*EXERCISE OBJECTIVE*
Find the word "prefix" in the data below and copy each line that holds it.

::::::::::

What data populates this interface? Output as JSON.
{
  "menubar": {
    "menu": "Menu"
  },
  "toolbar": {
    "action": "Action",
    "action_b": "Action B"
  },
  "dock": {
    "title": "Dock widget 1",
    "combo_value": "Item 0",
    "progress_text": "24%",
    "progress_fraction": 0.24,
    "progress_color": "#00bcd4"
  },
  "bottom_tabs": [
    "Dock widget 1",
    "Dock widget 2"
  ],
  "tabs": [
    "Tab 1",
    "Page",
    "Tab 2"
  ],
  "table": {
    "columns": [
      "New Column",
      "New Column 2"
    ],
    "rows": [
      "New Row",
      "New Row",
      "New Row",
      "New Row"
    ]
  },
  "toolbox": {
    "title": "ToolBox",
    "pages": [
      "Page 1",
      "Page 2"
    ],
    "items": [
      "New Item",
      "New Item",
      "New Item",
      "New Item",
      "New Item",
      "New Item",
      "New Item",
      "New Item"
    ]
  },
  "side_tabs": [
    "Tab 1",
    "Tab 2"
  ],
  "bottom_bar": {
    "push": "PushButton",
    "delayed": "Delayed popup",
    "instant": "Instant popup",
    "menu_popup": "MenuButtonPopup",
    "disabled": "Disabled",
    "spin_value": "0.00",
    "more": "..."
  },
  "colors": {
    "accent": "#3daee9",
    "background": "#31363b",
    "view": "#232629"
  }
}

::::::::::

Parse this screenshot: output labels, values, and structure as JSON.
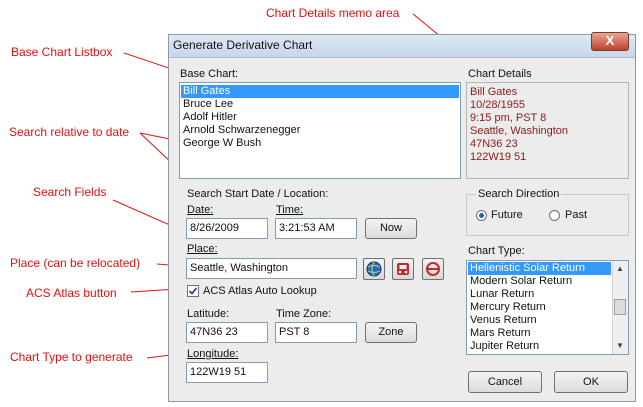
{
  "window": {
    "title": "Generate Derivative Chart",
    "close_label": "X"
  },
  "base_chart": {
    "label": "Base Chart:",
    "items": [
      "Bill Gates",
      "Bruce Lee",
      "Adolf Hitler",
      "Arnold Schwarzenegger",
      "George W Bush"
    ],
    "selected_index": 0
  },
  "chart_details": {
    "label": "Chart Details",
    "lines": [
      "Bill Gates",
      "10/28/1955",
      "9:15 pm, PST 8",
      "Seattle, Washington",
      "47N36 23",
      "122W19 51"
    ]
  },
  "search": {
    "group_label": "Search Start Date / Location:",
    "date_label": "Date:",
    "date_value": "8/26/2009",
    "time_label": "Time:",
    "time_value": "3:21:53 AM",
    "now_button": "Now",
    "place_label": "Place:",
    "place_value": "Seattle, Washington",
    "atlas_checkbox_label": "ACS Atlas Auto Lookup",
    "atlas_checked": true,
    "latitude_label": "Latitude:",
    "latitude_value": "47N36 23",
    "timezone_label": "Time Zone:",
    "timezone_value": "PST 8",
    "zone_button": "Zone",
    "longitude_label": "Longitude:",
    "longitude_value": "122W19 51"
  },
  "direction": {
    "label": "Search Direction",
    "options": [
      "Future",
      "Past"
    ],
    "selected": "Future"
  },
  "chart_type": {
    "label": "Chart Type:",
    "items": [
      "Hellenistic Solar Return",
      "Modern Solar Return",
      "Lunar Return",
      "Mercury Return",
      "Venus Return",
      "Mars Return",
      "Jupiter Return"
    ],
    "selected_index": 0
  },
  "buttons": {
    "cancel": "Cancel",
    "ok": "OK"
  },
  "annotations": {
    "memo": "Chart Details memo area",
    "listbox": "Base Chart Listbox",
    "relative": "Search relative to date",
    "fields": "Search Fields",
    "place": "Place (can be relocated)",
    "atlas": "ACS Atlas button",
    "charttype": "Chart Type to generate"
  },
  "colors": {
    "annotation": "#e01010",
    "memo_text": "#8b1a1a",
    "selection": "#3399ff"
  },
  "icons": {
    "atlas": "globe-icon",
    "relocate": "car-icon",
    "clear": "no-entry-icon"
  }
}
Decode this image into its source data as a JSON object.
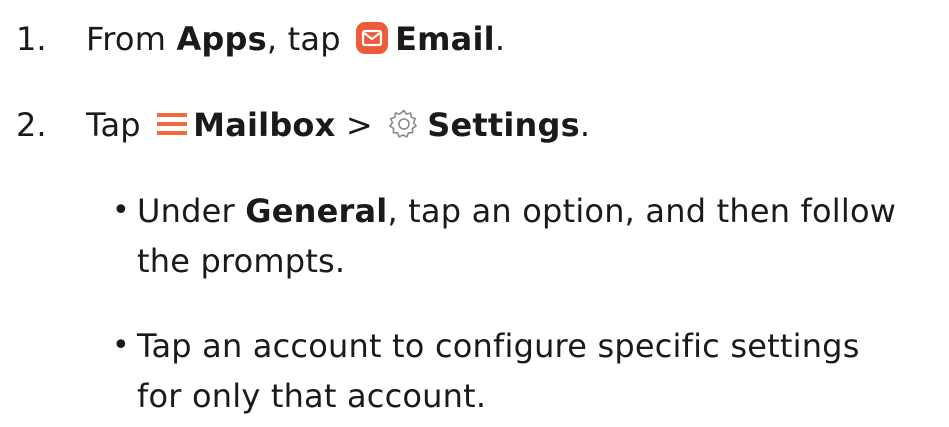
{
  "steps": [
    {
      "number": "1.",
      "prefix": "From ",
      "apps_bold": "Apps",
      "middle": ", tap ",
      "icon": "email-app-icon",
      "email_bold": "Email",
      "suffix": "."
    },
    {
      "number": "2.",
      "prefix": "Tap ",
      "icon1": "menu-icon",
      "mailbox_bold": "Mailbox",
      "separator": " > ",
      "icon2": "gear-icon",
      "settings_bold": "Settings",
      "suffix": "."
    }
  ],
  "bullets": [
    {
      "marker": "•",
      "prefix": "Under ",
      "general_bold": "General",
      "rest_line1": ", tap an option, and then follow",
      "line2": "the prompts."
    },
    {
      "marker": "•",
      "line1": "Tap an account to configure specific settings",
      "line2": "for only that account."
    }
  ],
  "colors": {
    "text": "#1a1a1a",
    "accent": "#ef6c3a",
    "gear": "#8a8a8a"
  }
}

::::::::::

*TASK ANSWER*
      "prefix": "From ",
      "prefix": "Tap ",
      "prefix": "Under ",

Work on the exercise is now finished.